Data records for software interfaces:
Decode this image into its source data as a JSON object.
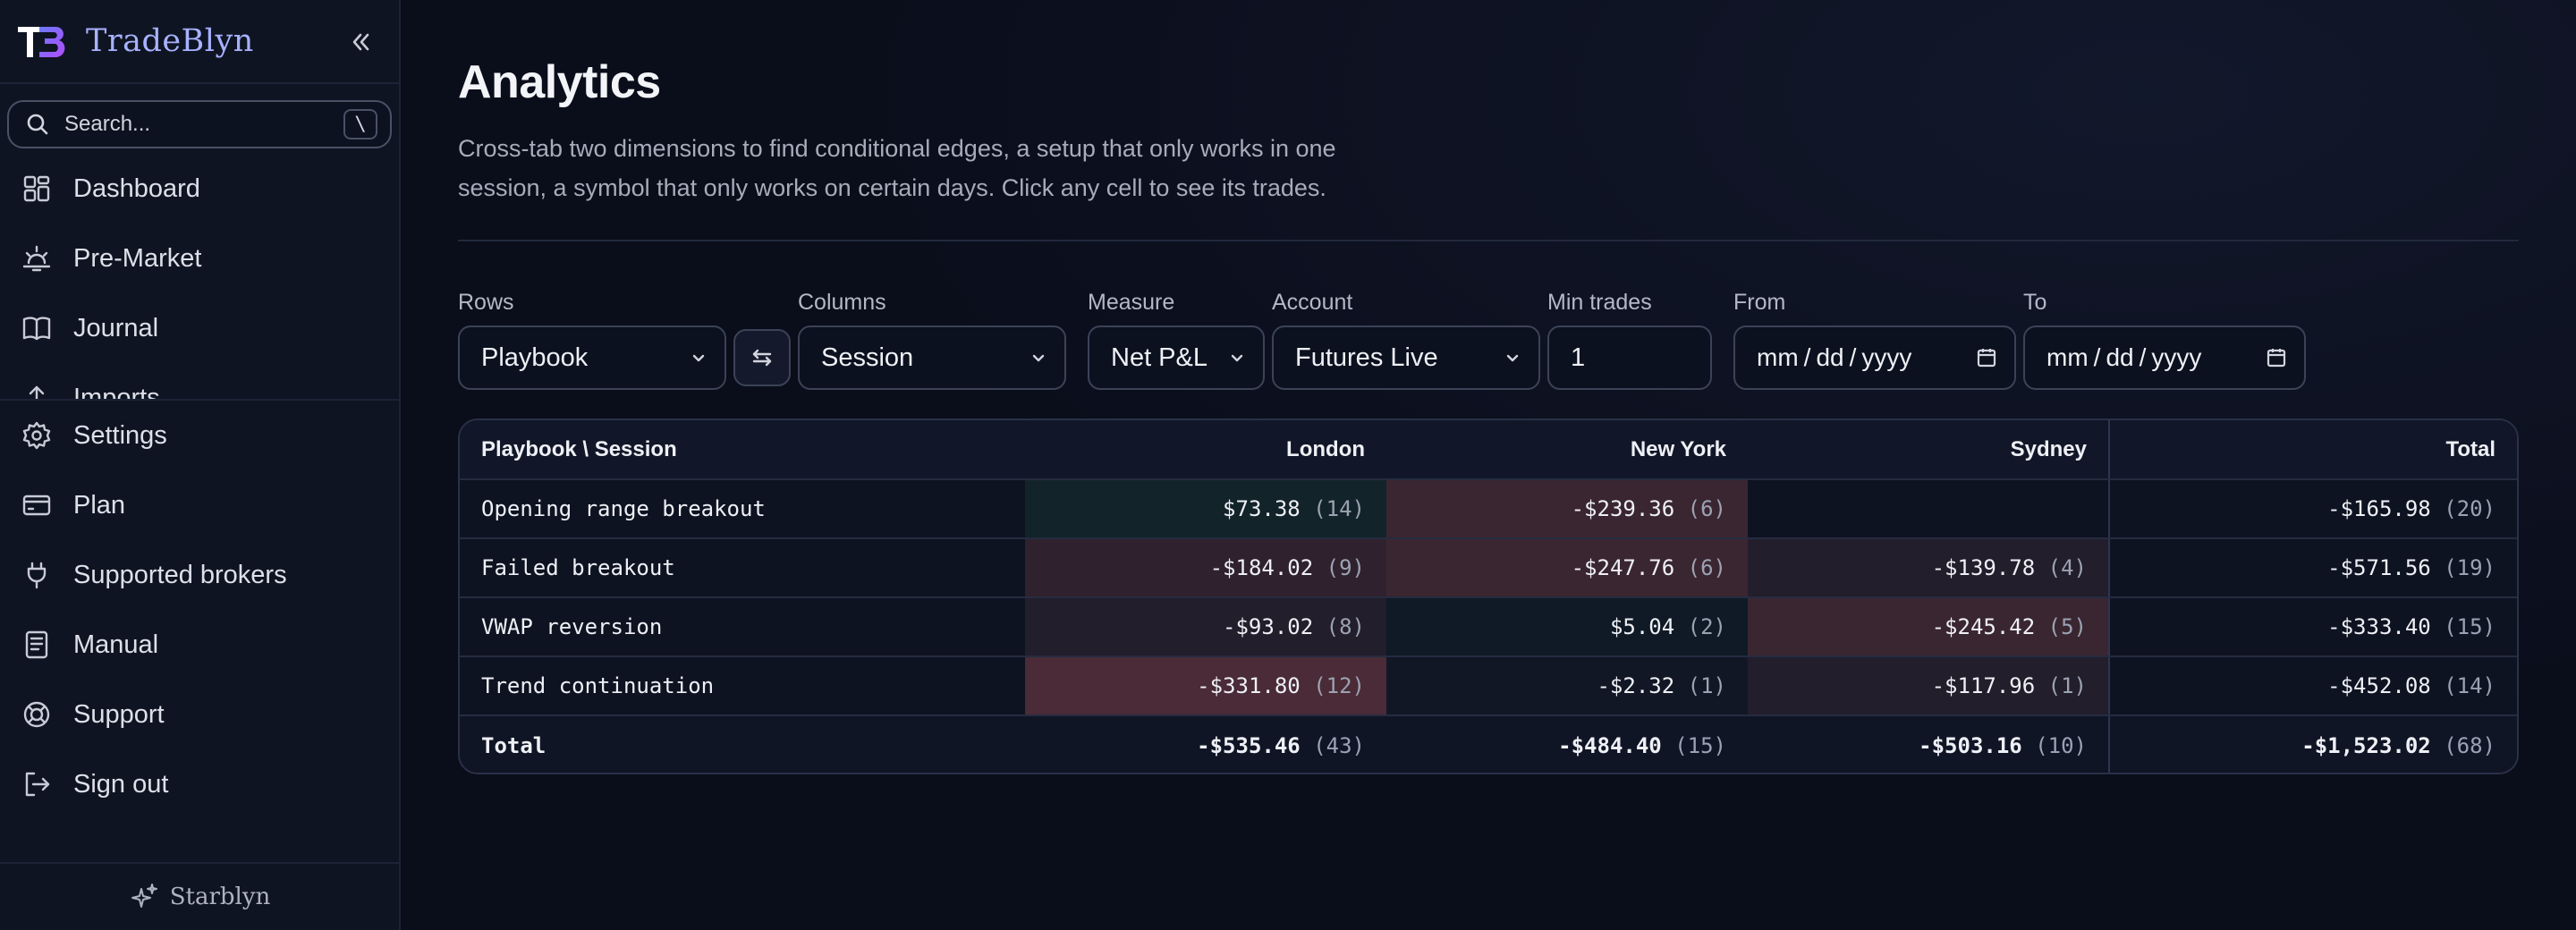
{
  "sidebar": {
    "brand": "TradeBlyn",
    "search_placeholder": "Search...",
    "search_shortcut": "\\",
    "nav_top": [
      {
        "label": "Dashboard",
        "icon": "dashboard-icon"
      },
      {
        "label": "Pre-Market",
        "icon": "sunrise-icon"
      },
      {
        "label": "Journal",
        "icon": "book-icon"
      },
      {
        "label": "Imports",
        "icon": "upload-icon"
      }
    ],
    "nav_bottom": [
      {
        "label": "Settings",
        "icon": "gear-icon"
      },
      {
        "label": "Plan",
        "icon": "credit-card-icon"
      },
      {
        "label": "Supported brokers",
        "icon": "plug-icon"
      },
      {
        "label": "Manual",
        "icon": "document-icon"
      },
      {
        "label": "Support",
        "icon": "lifebuoy-icon"
      },
      {
        "label": "Sign out",
        "icon": "sign-out-icon"
      }
    ],
    "footer": "Starblyn"
  },
  "page": {
    "title": "Analytics",
    "description": "Cross-tab two dimensions to find conditional edges, a setup that only works in one session, a symbol that only works on certain days. Click any cell to see its trades."
  },
  "controls": {
    "rows": {
      "label": "Rows",
      "value": "Playbook"
    },
    "columns": {
      "label": "Columns",
      "value": "Session"
    },
    "measure": {
      "label": "Measure",
      "value": "Net P&L"
    },
    "account": {
      "label": "Account",
      "value": "Futures Live"
    },
    "min_trades": {
      "label": "Min trades",
      "value": "1"
    },
    "from": {
      "label": "From",
      "mm": "mm",
      "dd": "dd",
      "yyyy": "yyyy"
    },
    "to": {
      "label": "To",
      "mm": "mm",
      "dd": "dd",
      "yyyy": "yyyy"
    }
  },
  "table": {
    "corner": "Playbook \\ Session",
    "columns": [
      "London",
      "New York",
      "Sydney"
    ],
    "total_label": "Total",
    "rows": [
      {
        "name": "Opening range breakout",
        "cells": [
          {
            "v": "$73.38",
            "n": "(14)",
            "tone": "pos1"
          },
          {
            "v": "-$239.36",
            "n": "(6)",
            "tone": "neg3"
          },
          {
            "v": "",
            "n": "",
            "tone": "none"
          }
        ],
        "total": {
          "v": "-$165.98",
          "n": "(20)"
        }
      },
      {
        "name": "Failed breakout",
        "cells": [
          {
            "v": "-$184.02",
            "n": "(9)",
            "tone": "neg2"
          },
          {
            "v": "-$247.76",
            "n": "(6)",
            "tone": "neg3"
          },
          {
            "v": "-$139.78",
            "n": "(4)",
            "tone": "neg1"
          }
        ],
        "total": {
          "v": "-$571.56",
          "n": "(19)"
        }
      },
      {
        "name": "VWAP reversion",
        "cells": [
          {
            "v": "-$93.02",
            "n": "(8)",
            "tone": "neg1"
          },
          {
            "v": "$5.04",
            "n": "(2)",
            "tone": "pos0"
          },
          {
            "v": "-$245.42",
            "n": "(5)",
            "tone": "neg3"
          }
        ],
        "total": {
          "v": "-$333.40",
          "n": "(15)"
        }
      },
      {
        "name": "Trend continuation",
        "cells": [
          {
            "v": "-$331.80",
            "n": "(12)",
            "tone": "neg4"
          },
          {
            "v": "-$2.32",
            "n": "(1)",
            "tone": "neg0"
          },
          {
            "v": "-$117.96",
            "n": "(1)",
            "tone": "neg1"
          }
        ],
        "total": {
          "v": "-$452.08",
          "n": "(14)"
        }
      }
    ],
    "totals": {
      "cells": [
        {
          "v": "-$535.46",
          "n": "(43)"
        },
        {
          "v": "-$484.40",
          "n": "(15)"
        },
        {
          "v": "-$503.16",
          "n": "(10)"
        }
      ],
      "grand": {
        "v": "-$1,523.02",
        "n": "(68)"
      }
    },
    "tone_colors": {
      "pos1": "#13232a",
      "pos0": "#0f1a26",
      "none": "#0e1322",
      "neg0": "#121726",
      "neg1": "#231e2c",
      "neg2": "#2f222e",
      "neg3": "#3a2631",
      "neg4": "#4a2b37"
    }
  }
}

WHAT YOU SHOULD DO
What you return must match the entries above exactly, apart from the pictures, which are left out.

RESULT FOR THIS TASK
Decode this image into its source data as a JSON object.
{
  "sidebar": {
    "brand": "TradeBlyn",
    "search_placeholder": "Search...",
    "search_shortcut": "\\",
    "nav_top": [
      {
        "label": "Dashboard",
        "icon": "dashboard-icon"
      },
      {
        "label": "Pre-Market",
        "icon": "sunrise-icon"
      },
      {
        "label": "Journal",
        "icon": "book-icon"
      },
      {
        "label": "Imports",
        "icon": "upload-icon"
      }
    ],
    "nav_bottom": [
      {
        "label": "Settings",
        "icon": "gear-icon"
      },
      {
        "label": "Plan",
        "icon": "credit-card-icon"
      },
      {
        "label": "Supported brokers",
        "icon": "plug-icon"
      },
      {
        "label": "Manual",
        "icon": "document-icon"
      },
      {
        "label": "Support",
        "icon": "lifebuoy-icon"
      },
      {
        "label": "Sign out",
        "icon": "sign-out-icon"
      }
    ],
    "footer": "Starblyn"
  },
  "page": {
    "title": "Analytics",
    "description": "Cross-tab two dimensions to find conditional edges, a setup that only works in one session, a symbol that only works on certain days. Click any cell to see its trades."
  },
  "controls": {
    "rows": {
      "label": "Rows",
      "value": "Playbook"
    },
    "columns": {
      "label": "Columns",
      "value": "Session"
    },
    "measure": {
      "label": "Measure",
      "value": "Net P&L"
    },
    "account": {
      "label": "Account",
      "value": "Futures Live"
    },
    "min_trades": {
      "label": "Min trades",
      "value": "1"
    },
    "from": {
      "label": "From",
      "mm": "mm",
      "dd": "dd",
      "yyyy": "yyyy"
    },
    "to": {
      "label": "To",
      "mm": "mm",
      "dd": "dd",
      "yyyy": "yyyy"
    }
  },
  "table": {
    "corner": "Playbook \\ Session",
    "columns": [
      "London",
      "New York",
      "Sydney"
    ],
    "total_label": "Total",
    "rows": [
      {
        "name": "Opening range breakout",
        "cells": [
          {
            "v": "$73.38",
            "n": "(14)",
            "tone": "pos1"
          },
          {
            "v": "-$239.36",
            "n": "(6)",
            "tone": "neg3"
          },
          {
            "v": "",
            "n": "",
            "tone": "none"
          }
        ],
        "total": {
          "v": "-$165.98",
          "n": "(20)"
        }
      },
      {
        "name": "Failed breakout",
        "cells": [
          {
            "v": "-$184.02",
            "n": "(9)",
            "tone": "neg2"
          },
          {
            "v": "-$247.76",
            "n": "(6)",
            "tone": "neg3"
          },
          {
            "v": "-$139.78",
            "n": "(4)",
            "tone": "neg1"
          }
        ],
        "total": {
          "v": "-$571.56",
          "n": "(19)"
        }
      },
      {
        "name": "VWAP reversion",
        "cells": [
          {
            "v": "-$93.02",
            "n": "(8)",
            "tone": "neg1"
          },
          {
            "v": "$5.04",
            "n": "(2)",
            "tone": "pos0"
          },
          {
            "v": "-$245.42",
            "n": "(5)",
            "tone": "neg3"
          }
        ],
        "total": {
          "v": "-$333.40",
          "n": "(15)"
        }
      },
      {
        "name": "Trend continuation",
        "cells": [
          {
            "v": "-$331.80",
            "n": "(12)",
            "tone": "neg4"
          },
          {
            "v": "-$2.32",
            "n": "(1)",
            "tone": "neg0"
          },
          {
            "v": "-$117.96",
            "n": "(1)",
            "tone": "neg1"
          }
        ],
        "total": {
          "v": "-$452.08",
          "n": "(14)"
        }
      }
    ],
    "totals": {
      "cells": [
        {
          "v": "-$535.46",
          "n": "(43)"
        },
        {
          "v": "-$484.40",
          "n": "(15)"
        },
        {
          "v": "-$503.16",
          "n": "(10)"
        }
      ],
      "grand": {
        "v": "-$1,523.02",
        "n": "(68)"
      }
    },
    "tone_colors": {
      "pos1": "#13232a",
      "pos0": "#0f1a26",
      "none": "#0e1322",
      "neg0": "#121726",
      "neg1": "#231e2c",
      "neg2": "#2f222e",
      "neg3": "#3a2631",
      "neg4": "#4a2b37"
    }
  }
}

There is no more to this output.